The figure below gives the outputs of the individual CCS components for the 1.25Gbps signal
The results show that the response time for the burst mode receiver (time taken to react and distinguish between the different bitrates) is about 7ns for a burst length of 58ns.
Also, the values of the Resistor (R2) and Capacitor (C1) used in the circuit files of the CCS components simulating the OPAMP based integrator circuits decide the value of the time constant of the integrator output, and hence might sometimes require fine-tuning if the burst length specifications are considerably changed.
The BM receiver components can easily be customized for use in any dual-rate burst-mode project with different bitrate values, by changing the delay time values for the delay elements used just before the first CCS components of both arms implementing the EX-OR gates.

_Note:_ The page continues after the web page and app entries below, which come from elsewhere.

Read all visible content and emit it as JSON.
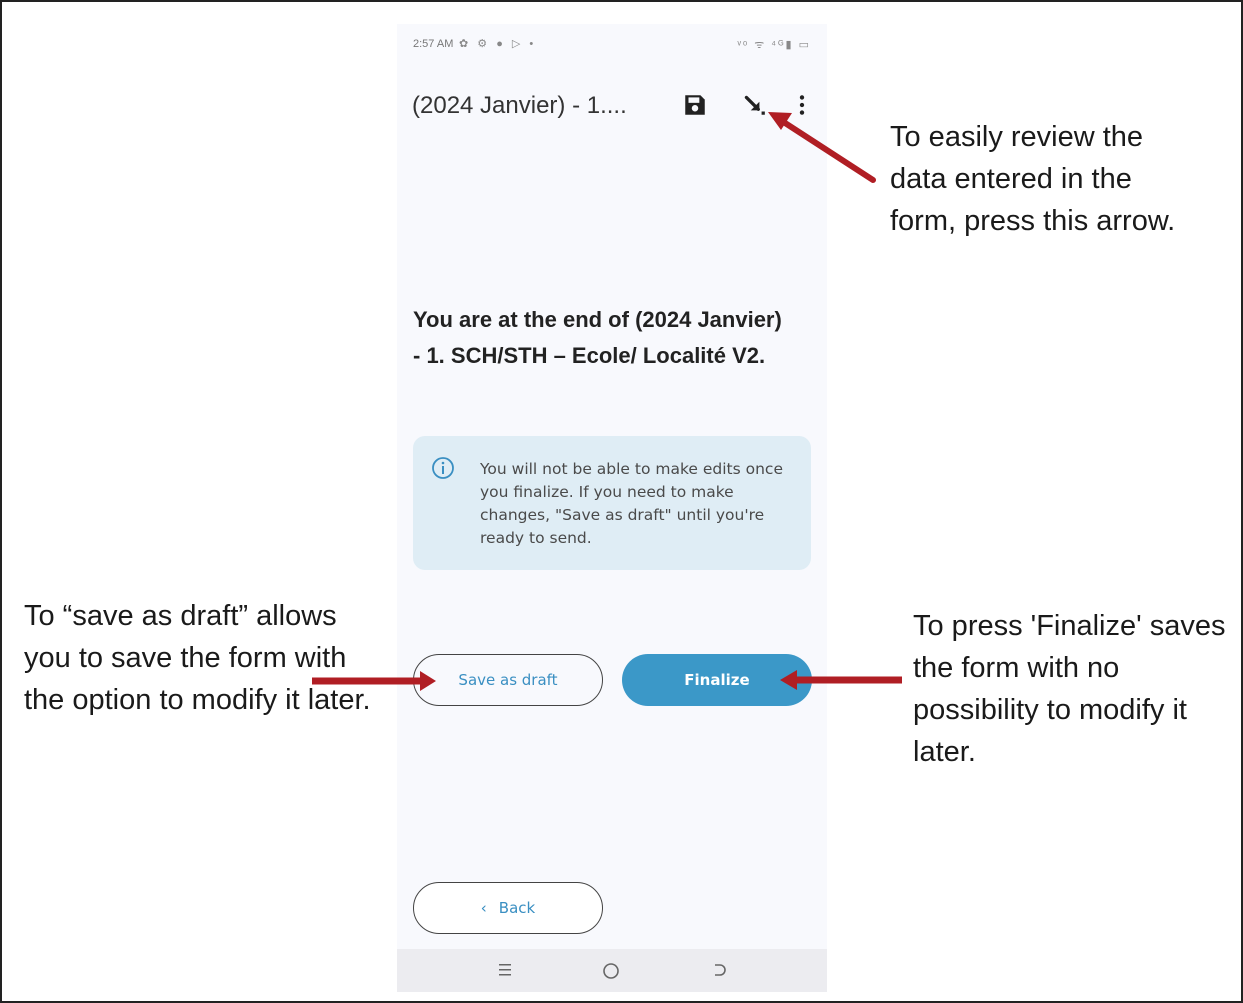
{
  "status_bar": {
    "time": "2:57 AM",
    "notification_icons": "✿ ⚙ ● ▷ •",
    "right_icons": "ᵛᵒ ᯤ ⁴ᴳ▮ ▭"
  },
  "toolbar": {
    "title": "(2024 Janvier) - 1....",
    "icons": [
      "save-icon",
      "jump-to-end-arrow-icon",
      "more-options-icon"
    ]
  },
  "content": {
    "end_heading": "You are at the end of (2024 Janvier) - 1. SCH/STH – Ecole/ Localité V2.",
    "info_message": "You will not be able to make edits once you finalize. If you need to make changes, \"Save as draft\" until you're ready to send."
  },
  "buttons": {
    "save_as_draft": "Save as draft",
    "finalize": "Finalize",
    "back": "Back"
  },
  "annotations": {
    "review_arrow": "To easily review the data entered in the form, press this arrow.",
    "save_draft": "To “save as draft” allows you to save the form with the option to modify it later.",
    "finalize": "To press 'Finalize' saves the form with no possibility to modify it later."
  },
  "colors": {
    "accent": "#3b98c8",
    "info_bg": "#dfedf5",
    "arrow": "#b01e24"
  }
}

The values for the delay time T_delay must be 1/bitrate for the alternating preamble sequence ("01010...") and 2/bitrate for the cyclic preamble sequence ("01100110...").
In case the preamble sequence is changed, an appropriate logical circuit must be designed for it and implemented using the first CCS component that implements the EXOR gate currently.
 Kazutaka Hara, Shunji Kimura, Hirotaka Nakamura, Naoto Yoshimoto, and Kiyomi Kumozaki, "Burst-mode Bit-rate Discrimination Circuit for 1.25/10.3-Gbit/s Dual-rate PON Systems", OFC 2009, Optical Society of America conference (2008).